Final comments: The bibliography is somewhat sparse. References to a number of eminent recent works by authors focussing on Romance languages or French (e.g., Belletti & Rizzi, 1996; Cinque, 1994; Legendre, 1994; Müller 2002; Roehrs & Labelle, 2003; Tellier, 2003; Valois, 1991, 1996; Vinet, 2001) are not included. There is no subject index. A few typos were found. Lastly, at 50 US dollars for only 190 pages, the book is overpriced.
To sum up, this book should be used with caution. Although I am not primarily a syntactician, as a teacher of an introduction to linguistics course, I found this book more confusing than helpful.
Belletti, A. & Rizzi, L. (1996). Parameters and Functional Heads: Essays in Comparative Syntax. New York, NY: Oxford U Press.
Blanche Benveniste, C. (1997). Approches de la langue parlée. Paris: Ophrys.
Cinque, G. (1994). On evidence for partial N-movement in the Romance DP. In G. Cinque, J. Koster, J.-Y. Pollock, L. Rizzi & R. Zanuttini (Eds.), Paths towards Universal Grammar (pp. 85-110). Georgetown: Georgetown University Press.
Legendre, G. (1994). Topics in French Syntax. New York, NY: Garland Publishing.
Müller, C. (2002). Les bases de la syntaxe : syntaxe contrastive. Pessac: Presses universitaires de Bordeaux.
Picard, M. (1992). Aspects synchroniques et diachroniques du tu interrogatif en québécois. Revue québécoise de linguistique, 21, 2, 65- 75.
Radford, A. (1997) Syntactic Theory and the Structure of English. Cambridge: Cambridge University Press.
Roehrs, D., & Labelle, M. (2003) The Left Periphery in Child French: Evidence for a Simply-Split CP. In Quer, J., Schroten, J., Scorretti, M., Sleeman, P., & Verheugd, E. (Eds.) Romance Languages and Linguistic Theory: Selected Papers from 'Going Romance' 2001, Amsterdam 6-8 December, 2001. Amsterdam: John Benjamins, pp 279-294.

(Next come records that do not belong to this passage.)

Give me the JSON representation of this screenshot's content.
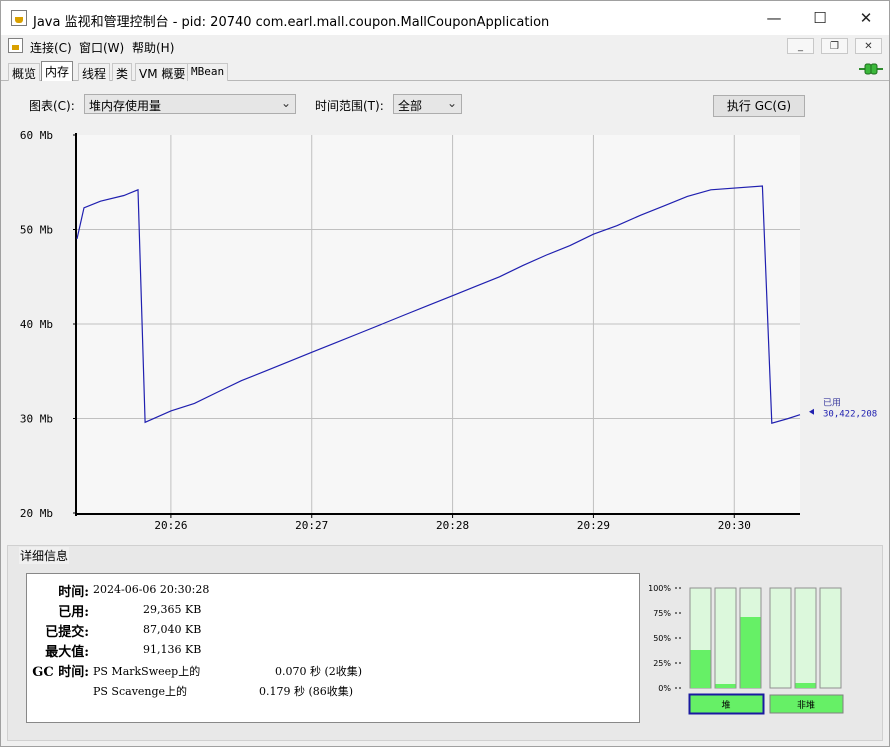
{
  "window": {
    "title": "Java 监视和管理控制台 - pid: 20740 com.earl.mall.coupon.MallCouponApplication",
    "minimize_icon": "minimize-icon",
    "maximize_icon": "maximize-icon",
    "close_icon": "close-icon"
  },
  "menu": {
    "items": [
      "连接(C)",
      "窗口(W)",
      "帮助(H)"
    ]
  },
  "tabs": {
    "items": [
      "概览",
      "内存",
      "线程",
      "类",
      "VM 概要",
      "MBean"
    ],
    "selected": "内存"
  },
  "controls": {
    "chart_label": "图表(C):",
    "chart_value": "堆内存使用量",
    "range_label": "时间范围(T):",
    "range_value": "全部",
    "gc_button": "执行 GC(G)"
  },
  "chart_data": {
    "type": "line",
    "x_ticks": [
      "20:26",
      "20:27",
      "20:28",
      "20:29",
      "20:30"
    ],
    "y_ticks": [
      "20 Mb",
      "30 Mb",
      "40 Mb",
      "50 Mb",
      "60 Mb"
    ],
    "ylim": [
      20,
      60
    ],
    "xlim": [
      "20:25:20",
      "20:30:28"
    ],
    "grid": true,
    "series": [
      {
        "name": "已用",
        "color": "#2020b0",
        "points": [
          [
            "20:25:20",
            49.0
          ],
          [
            "20:25:23",
            52.3
          ],
          [
            "20:25:30",
            53.0
          ],
          [
            "20:25:40",
            53.6
          ],
          [
            "20:25:46",
            54.2
          ],
          [
            "20:25:49",
            29.6
          ],
          [
            "20:26:00",
            30.8
          ],
          [
            "20:26:10",
            31.6
          ],
          [
            "20:26:20",
            32.8
          ],
          [
            "20:26:30",
            34.0
          ],
          [
            "20:26:40",
            35.0
          ],
          [
            "20:26:50",
            36.0
          ],
          [
            "20:27:00",
            37.0
          ],
          [
            "20:27:10",
            38.0
          ],
          [
            "20:27:20",
            39.0
          ],
          [
            "20:27:30",
            40.0
          ],
          [
            "20:27:40",
            41.0
          ],
          [
            "20:27:50",
            42.0
          ],
          [
            "20:28:00",
            43.0
          ],
          [
            "20:28:10",
            44.0
          ],
          [
            "20:28:20",
            45.0
          ],
          [
            "20:28:30",
            46.2
          ],
          [
            "20:28:40",
            47.3
          ],
          [
            "20:28:50",
            48.3
          ],
          [
            "20:29:00",
            49.5
          ],
          [
            "20:29:10",
            50.4
          ],
          [
            "20:29:20",
            51.5
          ],
          [
            "20:29:30",
            52.5
          ],
          [
            "20:29:40",
            53.5
          ],
          [
            "20:29:50",
            54.2
          ],
          [
            "20:30:12",
            54.6
          ],
          [
            "20:30:16",
            29.5
          ],
          [
            "20:30:23",
            30.0
          ],
          [
            "20:30:28",
            30.4
          ]
        ]
      }
    ],
    "legend": {
      "label": "已用",
      "value": "30,422,208"
    }
  },
  "details": {
    "title": "详细信息",
    "time_label": "时间:",
    "time_value": "2024-06-06 20:30:28",
    "used_label": "已用:",
    "used_value": "29,365 KB",
    "committed_label": "已提交:",
    "committed_value": "87,040 KB",
    "max_label": "最大值:",
    "max_value": "91,136 KB",
    "gc_label": "GC 时间:",
    "gc_marksweep_name": "PS MarkSweep上的",
    "gc_marksweep_value": "0.070 秒 (2收集)",
    "gc_scavenge_name": "PS Scavenge上的",
    "gc_scavenge_value": "0.179 秒 (86收集)"
  },
  "pools": {
    "y_ticks": [
      "100%",
      "75%",
      "50%",
      "25%",
      "0%"
    ],
    "heap_label": "堆",
    "nonheap_label": "非堆",
    "heap_bars": [
      0.38,
      0.04,
      0.71
    ],
    "nonheap_bars": [
      0.0,
      0.05,
      0.0
    ],
    "bar_fill": "#66f066",
    "bar_bg": "#dcf8dc"
  }
}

Tellier C. (2003). Éléments de syntaxe du français : méthodes d'analyse en grammaire générative. 2e éd. Boucherville, Québec : G. Morin.
Valois, D. (1991 ). The Internal Syntax of DP. Ph.D. Disseration. UCLA disserations in linguistics.

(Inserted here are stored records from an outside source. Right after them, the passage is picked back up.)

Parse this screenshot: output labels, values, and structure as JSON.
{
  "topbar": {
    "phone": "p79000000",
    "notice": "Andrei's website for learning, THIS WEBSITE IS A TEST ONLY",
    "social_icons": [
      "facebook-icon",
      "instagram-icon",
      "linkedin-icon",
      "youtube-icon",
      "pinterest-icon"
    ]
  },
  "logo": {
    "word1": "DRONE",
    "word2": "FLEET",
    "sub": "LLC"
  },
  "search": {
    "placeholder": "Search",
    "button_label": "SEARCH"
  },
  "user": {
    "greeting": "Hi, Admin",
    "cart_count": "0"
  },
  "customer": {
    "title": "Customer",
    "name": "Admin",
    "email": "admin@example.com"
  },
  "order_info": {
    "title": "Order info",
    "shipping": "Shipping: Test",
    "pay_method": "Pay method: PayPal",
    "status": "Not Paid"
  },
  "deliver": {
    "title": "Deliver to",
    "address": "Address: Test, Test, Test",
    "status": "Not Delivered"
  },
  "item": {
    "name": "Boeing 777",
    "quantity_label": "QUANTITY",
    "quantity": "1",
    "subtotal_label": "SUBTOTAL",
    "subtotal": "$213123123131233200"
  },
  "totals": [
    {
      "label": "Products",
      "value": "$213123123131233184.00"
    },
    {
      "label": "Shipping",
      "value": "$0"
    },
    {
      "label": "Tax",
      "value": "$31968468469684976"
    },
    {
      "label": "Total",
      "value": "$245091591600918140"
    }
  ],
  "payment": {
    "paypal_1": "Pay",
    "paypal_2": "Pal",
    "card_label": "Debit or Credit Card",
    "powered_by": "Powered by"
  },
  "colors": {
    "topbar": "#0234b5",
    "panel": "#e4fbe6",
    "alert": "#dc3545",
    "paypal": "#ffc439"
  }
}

Valois, D. (1996). On the Structure of the French DP. The Canadian Journal of Linguistics/La Revue canadienne de Linguistique, 41, 349- 376.
Vinet, M.-T. (2001). D'un français à l'autre : la syntaxe de la micronarration. Montréal: Fides.

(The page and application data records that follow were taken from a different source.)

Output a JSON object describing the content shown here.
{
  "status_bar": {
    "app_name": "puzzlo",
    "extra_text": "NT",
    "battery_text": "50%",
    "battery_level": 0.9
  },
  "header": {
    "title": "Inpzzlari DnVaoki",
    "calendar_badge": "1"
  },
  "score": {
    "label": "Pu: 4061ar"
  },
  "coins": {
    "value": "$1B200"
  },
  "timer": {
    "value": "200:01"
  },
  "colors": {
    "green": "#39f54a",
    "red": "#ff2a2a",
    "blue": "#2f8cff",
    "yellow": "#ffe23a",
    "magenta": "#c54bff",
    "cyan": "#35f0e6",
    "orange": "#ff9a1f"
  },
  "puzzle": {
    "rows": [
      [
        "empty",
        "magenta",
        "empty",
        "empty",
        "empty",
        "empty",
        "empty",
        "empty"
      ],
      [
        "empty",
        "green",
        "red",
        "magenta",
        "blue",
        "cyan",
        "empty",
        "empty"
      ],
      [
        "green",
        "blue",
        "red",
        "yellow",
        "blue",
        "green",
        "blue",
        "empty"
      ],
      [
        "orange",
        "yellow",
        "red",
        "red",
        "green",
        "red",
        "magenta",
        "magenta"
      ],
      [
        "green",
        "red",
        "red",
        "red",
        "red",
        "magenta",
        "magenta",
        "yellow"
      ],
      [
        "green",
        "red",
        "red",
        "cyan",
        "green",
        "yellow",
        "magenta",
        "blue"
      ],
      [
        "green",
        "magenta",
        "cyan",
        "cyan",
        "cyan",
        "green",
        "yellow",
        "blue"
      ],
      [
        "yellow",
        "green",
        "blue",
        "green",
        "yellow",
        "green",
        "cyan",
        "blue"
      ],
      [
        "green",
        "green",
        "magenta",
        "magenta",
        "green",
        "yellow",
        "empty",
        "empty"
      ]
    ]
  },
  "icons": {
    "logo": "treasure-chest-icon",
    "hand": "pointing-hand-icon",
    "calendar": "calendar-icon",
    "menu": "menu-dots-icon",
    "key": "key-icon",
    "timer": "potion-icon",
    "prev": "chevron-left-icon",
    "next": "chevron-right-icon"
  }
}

ABOUT THE REVIEWER:
ABOUT THE REVIEWER
Phaedra Royle holds a Ph.D. in Linguistics from the Université de Montréal. Her interests lie in psycholinguistics, language disorders (Specific Language Impairment), language acquisition and morphology. Her thesis investigated lexical access in language- impaired French-speaking adolescents and adults. Her postdoctoral research focused on early verb acquisition in French-speaking children with and without language delay at the School of Communication Sciences and Disorders, McGill University. She is presently carrying out research on language acquisition and processing in French-Speaking populations with and without language disorders, and teaching at the School of Speech Language Pathology and Audiology at Université de Montréal.